Music and memory….
Our memory records our lives like our own virtual reality game. We remember not only the words or images, our brain documents...
The amygdala, which is a part of the limbic system, is a fascinating part of the brain. It is programmed to regulate our response to threat (fight/flight response), controls anger and aggression as well as fear and anxiety. The amygdala also participates as a part of our memory. To be specific, it records the emotions attached to our anger, aggression, fear and anxiety.
Why is this knowledge of crucial importance to the film composer?
If we can use a sound, a melodic phrase, or a rhythmic motif to trigger a memory of an emotion in an audience, we can manipulate the viewer’s emotional response. If we combine this with an image we can have extraordinary control over an audience’s emotional response.
Fascinating isn’t it?
In “Why is there music in film” I introduced the idea that music can manipulate a viewer’s emotions. But, how do we exercise this awesome power?
January 18, 2021
Whenever I try to edit my writing as I go I invariably end up chasing my tail. I can go round and round trying to find the perfect solution to whatever problem I’m working on. I’m mean, really! You’d think I’d know better after all these years. This is especially problematic when I’m doing something new, something that is totally outside my comfort zone. My confidence takes a beating and I begin to wonder if my ideas are any good? Or, if I can pull off yet another rabbit trick.

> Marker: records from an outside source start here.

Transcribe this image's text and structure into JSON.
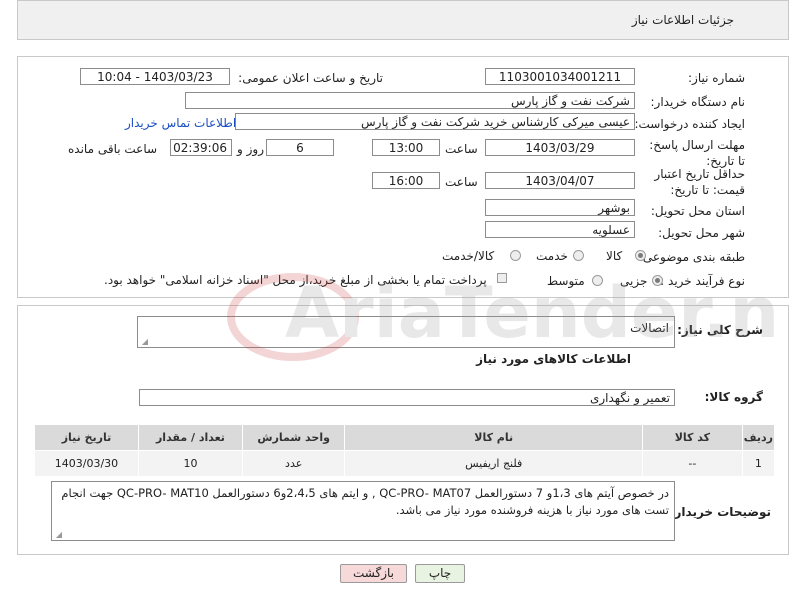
{
  "header": {
    "title": "جزئیات اطلاعات نیاز"
  },
  "fields": {
    "need_number_label": "شماره نیاز:",
    "need_number": "1103001034001211",
    "announce_label": "تاریخ و ساعت اعلان عمومی:",
    "announce_value": "1403/03/23 - 10:04",
    "buyer_org_label": "نام دستگاه خریدار:",
    "buyer_org": "شرکت نفت و گاز پارس",
    "creator_label": "ایجاد کننده درخواست:",
    "creator": "عیسی میرکی کارشناس خرید شرکت نفت و گاز پارس",
    "contact_link": "اطلاعات تماس خریدار",
    "deadline_label": "مهلت ارسال پاسخ: تا تاریخ:",
    "deadline_date": "1403/03/29",
    "time_word": "ساعت",
    "deadline_time": "13:00",
    "days_value": "6",
    "days_and": "روز و",
    "remaining_time": "02:39:06",
    "remaining_label": "ساعت باقی مانده",
    "min_price_label": "حداقل تاریخ اعتبار قیمت: تا تاریخ:",
    "min_price_date": "1403/04/07",
    "min_price_time": "16:00",
    "province_label": "استان محل تحویل:",
    "province": "بوشهر",
    "city_label": "شهر محل تحویل:",
    "city": "عسلویه",
    "category_label": "طبقه بندی موضوعی:",
    "category_options": [
      "کالا",
      "خدمت",
      "کالا/خدمت"
    ],
    "purchase_type_label": "نوع فرآیند خرید :",
    "purchase_options": [
      "جزیی",
      "متوسط"
    ],
    "payment_note": "پرداخت تمام یا بخشی از مبلغ خرید،از محل \"اسناد خزانه اسلامی\" خواهد بود."
  },
  "details": {
    "general_desc_label": "شرح کلی نیاز:",
    "general_desc": "اتصالات",
    "goods_info_title": "اطلاعات کالاهای مورد نیاز",
    "goods_group_label": "گروه کالا:",
    "goods_group": "تعمیر و نگهداری",
    "table": {
      "headers": [
        "ردیف",
        "کد کالا",
        "نام کالا",
        "واحد شمارش",
        "تعداد / مقدار",
        "تاریخ نیاز"
      ],
      "rows": [
        [
          "1",
          "--",
          "فلنج اریفیس",
          "عدد",
          "10",
          "1403/03/30"
        ]
      ]
    },
    "buyer_notes_label": "توضیحات خریدار:",
    "buyer_notes_line1": "در خصوص آیتم های 1،3و 7 دستورالعمل QC-PRO- MAT07 , و ایتم های 2،4،5و6 دستورالعمل  QC-PRO- MAT10 جهت انجام",
    "buyer_notes_line2": "تست های مورد نیاز با هزینه فروشنده مورد نیاز می باشد."
  },
  "buttons": {
    "print": "چاپ",
    "back": "بازگشت"
  },
  "watermark_text": "AriaTender.net",
  "colors": {
    "link": "#1a4ec4",
    "back_button_bg": "#f7d9d9",
    "print_button_bg": "#e9f3e1",
    "header_bg": "#dadada"
  }
}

The words: frustration, self-doubt, insecurity, depression come to mind. If this has happened to you then know you aren’t alone. Believe me- this is a life-long struggle for every creative person I’ve ever known. We are all perfectionists to some extent so we won’t settle for second best. Perfectionism is a terrific motivator but, without a sense of balance and pragmatism perfectionism can quickly become your nemesis or outright...

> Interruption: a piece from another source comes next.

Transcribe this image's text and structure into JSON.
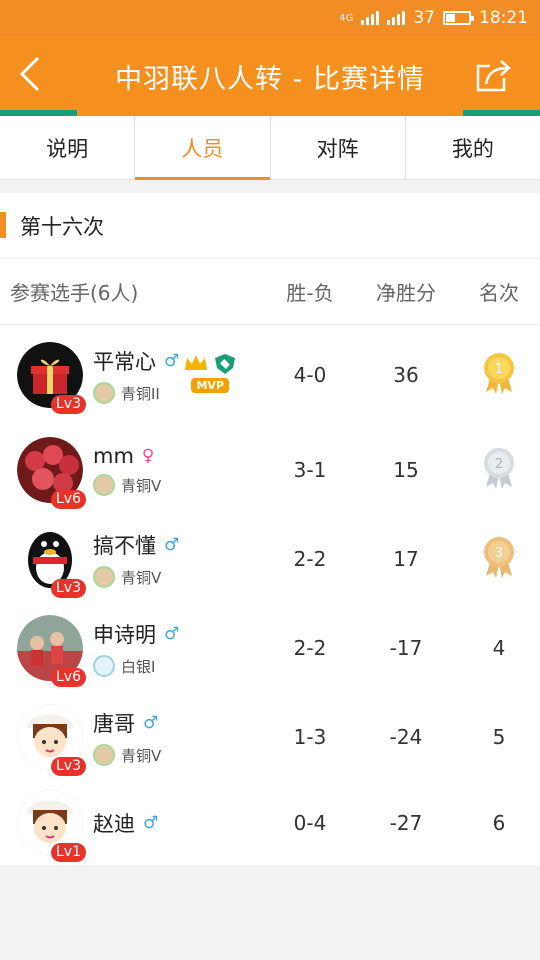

January 15, 2021
When I look at my journey through life the path is anything but a straight line . If I were to draw a picture it would probably look like a sailboat tacking into the wind. Always a mountain to climb. Always more obstacles than smooth sailing. Always unforeseen challenges.
Sometimes I wonder how I’ve ended up moving through this unending, messy existence. That being said—when I’ve actually looked beneath the surface I’ve found that the skills I honed as a composer and arranger combined with the discipline of learning to play the piano well was the key.
Deep down we are all people on our own singular journey.
Sadly, when Americans are introduced to each other the default question is: “what do you do”. We are constantly defined by how we make a living. We are judged by the career path we have chosen. Professionals garner more prestige than service workers, teachers or laborers. This conditioned response is next to impossible to...
Every story is different. Every film is different. Every production is different. Every filmmaker has different tastes and preferences.
So how do you decide what type of music would be most appropriate?
I started getting opportunities to score films because I was a competent, if not precocious, musician and composer. That got me in the door. But, it didn’t adequately prepare me to be a film composer. The reality was my hubris propelled me forward but I was hopelessly unprepared. I would follow my emotional reactions to what I saw on screen but, if I misinterpreted the story I was lost. Making matters worse I had a difficult time communicating with filmmakers. They didn’t understand me and I couldn’t understand them. After a particularly bad experience I realized that I had a big problem and, if I wanted to continue to write music for film I would have to change my approach.
I figured that if I learned a few buzz words to help me...